▸ Exercise prompt: Your output should reproduce each entry exactly, with none of its pictures.

Top of The input

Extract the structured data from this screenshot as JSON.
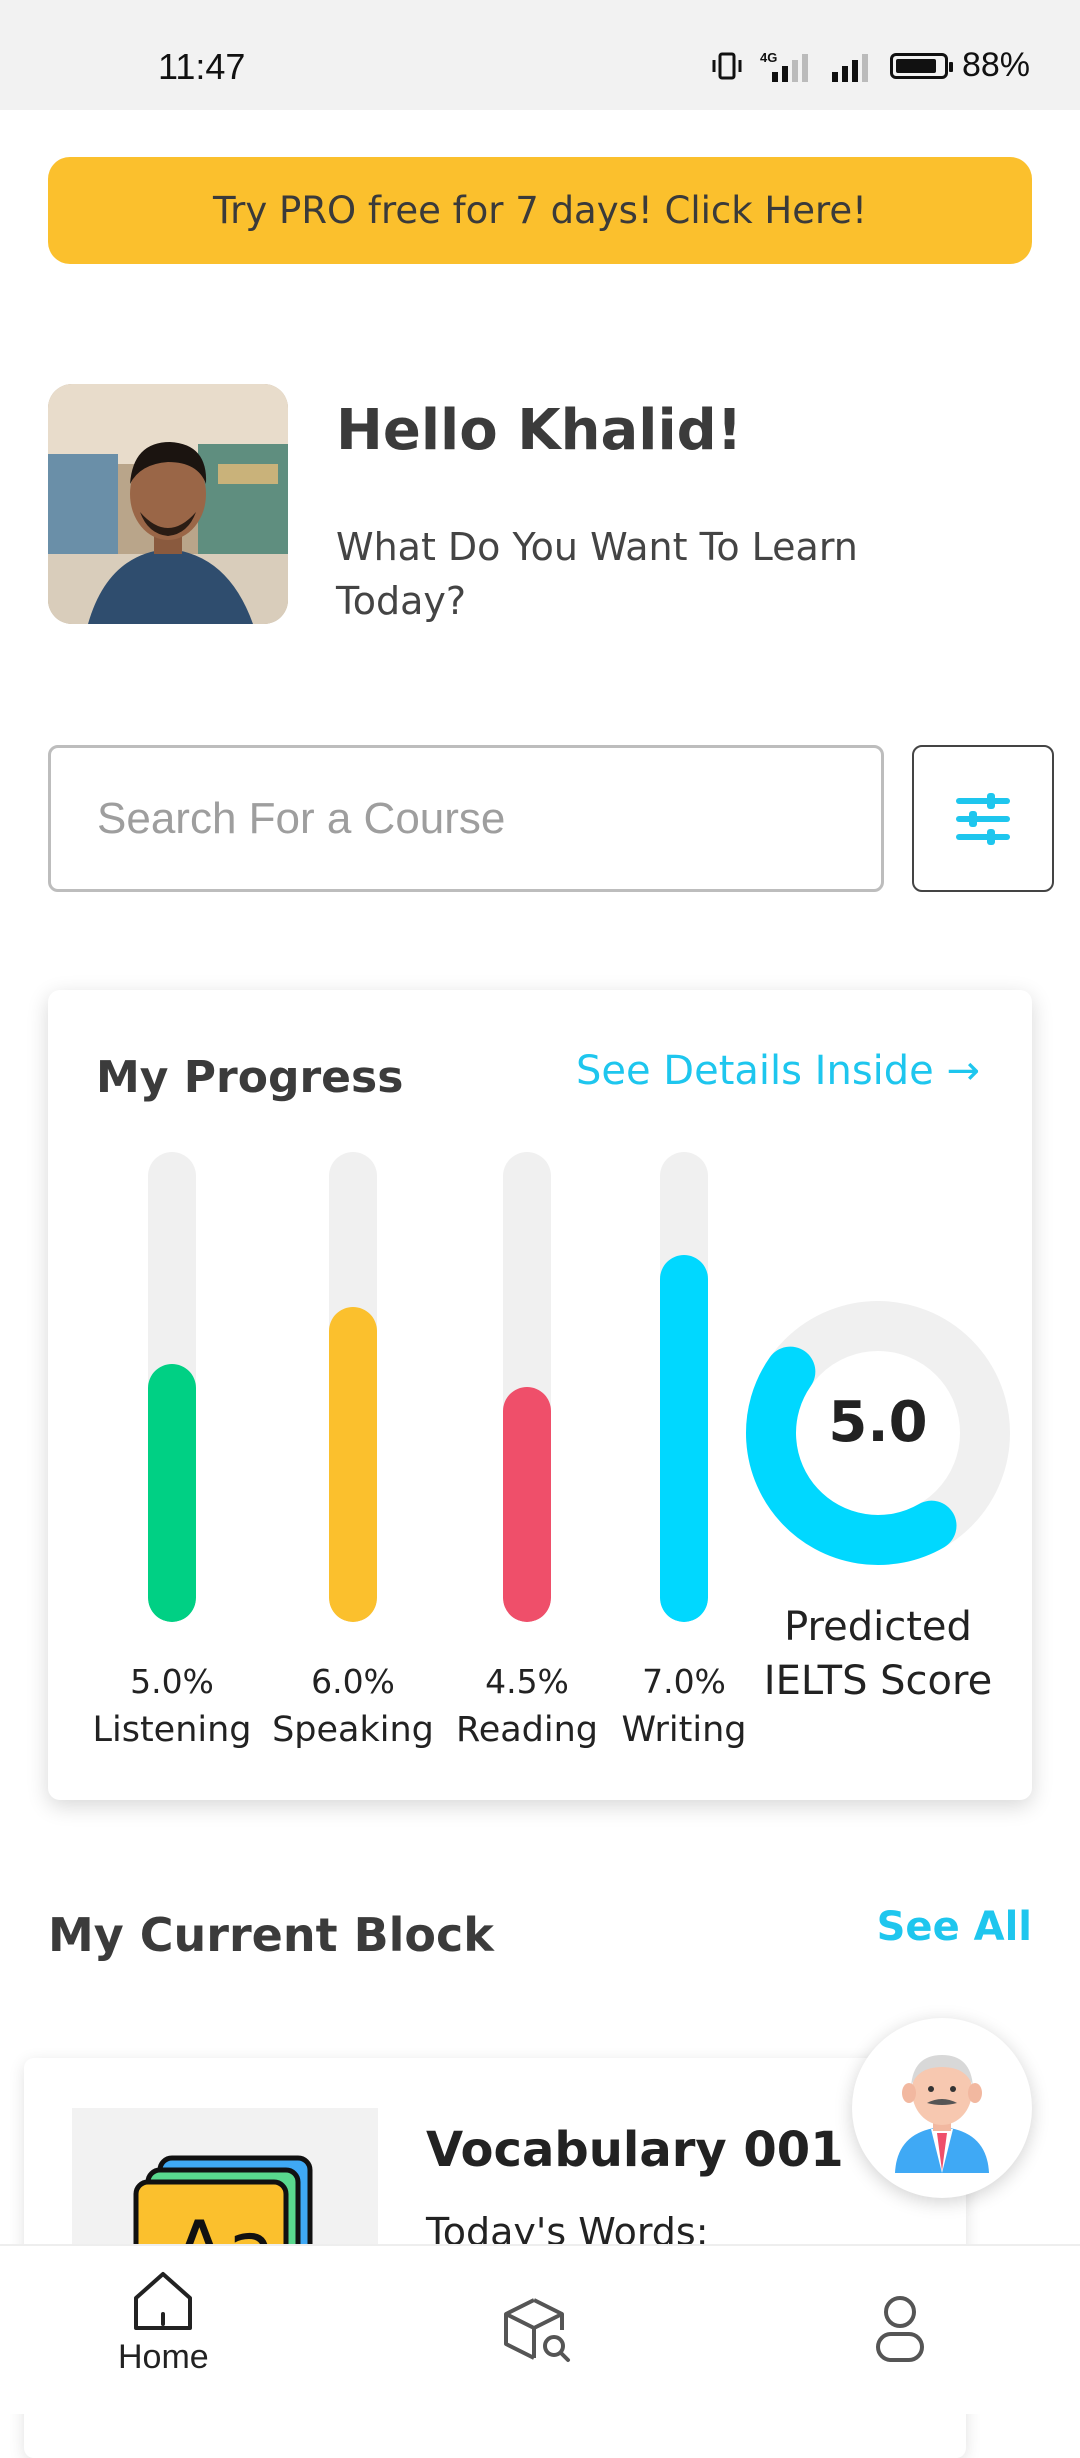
{
  "status_bar": {
    "time": "11:47",
    "battery_percent": "88%",
    "battery_level": 0.88,
    "network": "4G"
  },
  "promo": {
    "label": "Try PRO free for 7 days! Click Here!",
    "color": "#fbc02d"
  },
  "profile": {
    "greeting": "Hello Khalid!",
    "subtitle": "What Do You Want To Learn Today?"
  },
  "search": {
    "placeholder": "Search For a Course"
  },
  "progress": {
    "title": "My Progress",
    "details_link": "See Details Inside →",
    "bars": [
      {
        "value": "5.0%",
        "label": "Listening",
        "fraction": 0.55,
        "color": "#00d084"
      },
      {
        "value": "6.0%",
        "label": "Speaking",
        "fraction": 0.67,
        "color": "#fbc02d"
      },
      {
        "value": "4.5%",
        "label": "Reading",
        "fraction": 0.5,
        "color": "#ef4f6a"
      },
      {
        "value": "7.0%",
        "label": "Writing",
        "fraction": 0.78,
        "color": "#00d8ff"
      }
    ],
    "score": "5.0",
    "score_fraction": 0.62,
    "score_label": "Predicted IELTS Score",
    "accent": "#1ec6ee"
  },
  "current_block": {
    "title": "My Current Block",
    "see_all": "See All",
    "item": {
      "title": "Vocabulary 001",
      "subtitle": "Today's Words:"
    }
  },
  "bottom_nav": [
    {
      "label": "Home",
      "icon": "home-icon",
      "active": true
    },
    {
      "label": "",
      "icon": "explore-box-icon",
      "active": false
    },
    {
      "label": "",
      "icon": "profile-icon",
      "active": false
    }
  ]
}
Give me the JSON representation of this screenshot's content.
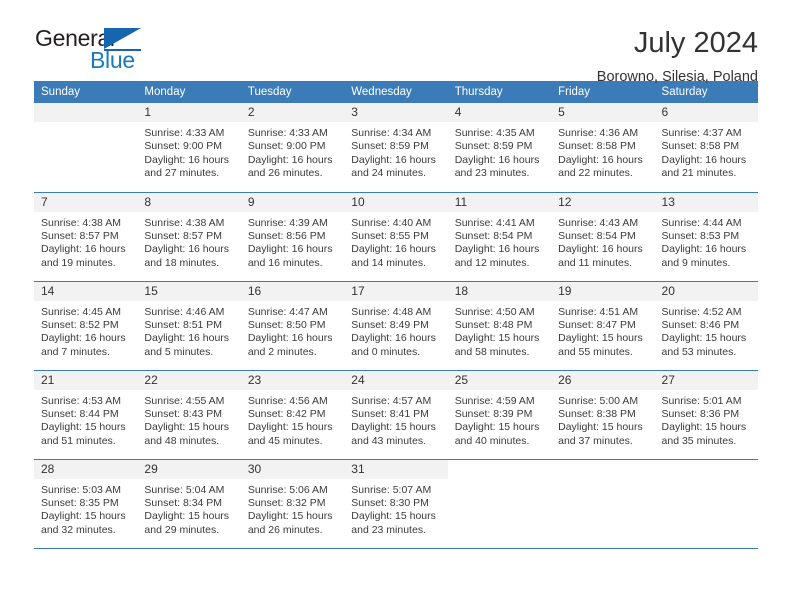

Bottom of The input

▸ Answer section:
Extract the structured data from this screenshot as JSON.
{
  "status_bar": {
    "time": "11:47",
    "battery_percent": "88%",
    "battery_level": 0.88,
    "network": "4G"
  },
  "promo": {
    "label": "Try PRO free for 7 days! Click Here!",
    "color": "#fbc02d"
  },
  "profile": {
    "greeting": "Hello Khalid!",
    "subtitle": "What Do You Want To Learn Today?"
  },
  "search": {
    "placeholder": "Search For a Course"
  },
  "progress": {
    "title": "My Progress",
    "details_link": "See Details Inside →",
    "bars": [
      {
        "value": "5.0%",
        "label": "Listening",
        "fraction": 0.55,
        "color": "#00d084"
      },
      {
        "value": "6.0%",
        "label": "Speaking",
        "fraction": 0.67,
        "color": "#fbc02d"
      },
      {
        "value": "4.5%",
        "label": "Reading",
        "fraction": 0.5,
        "color": "#ef4f6a"
      },
      {
        "value": "7.0%",
        "label": "Writing",
        "fraction": 0.78,
        "color": "#00d8ff"
      }
    ],
    "score": "5.0",
    "score_fraction": 0.62,
    "score_label": "Predicted IELTS Score",
    "accent": "#1ec6ee"
  },
  "current_block": {
    "title": "My Current Block",
    "see_all": "See All",
    "item": {
      "title": "Vocabulary 001",
      "subtitle": "Today's Words:"
    }
  },
  "bottom_nav": [
    {
      "label": "Home",
      "icon": "home-icon",
      "active": true
    },
    {
      "label": "",
      "icon": "explore-box-icon",
      "active": false
    },
    {
      "label": "",
      "icon": "profile-icon",
      "active": false
    }
  ]
}
Give me the JSON representation of this screenshot's content.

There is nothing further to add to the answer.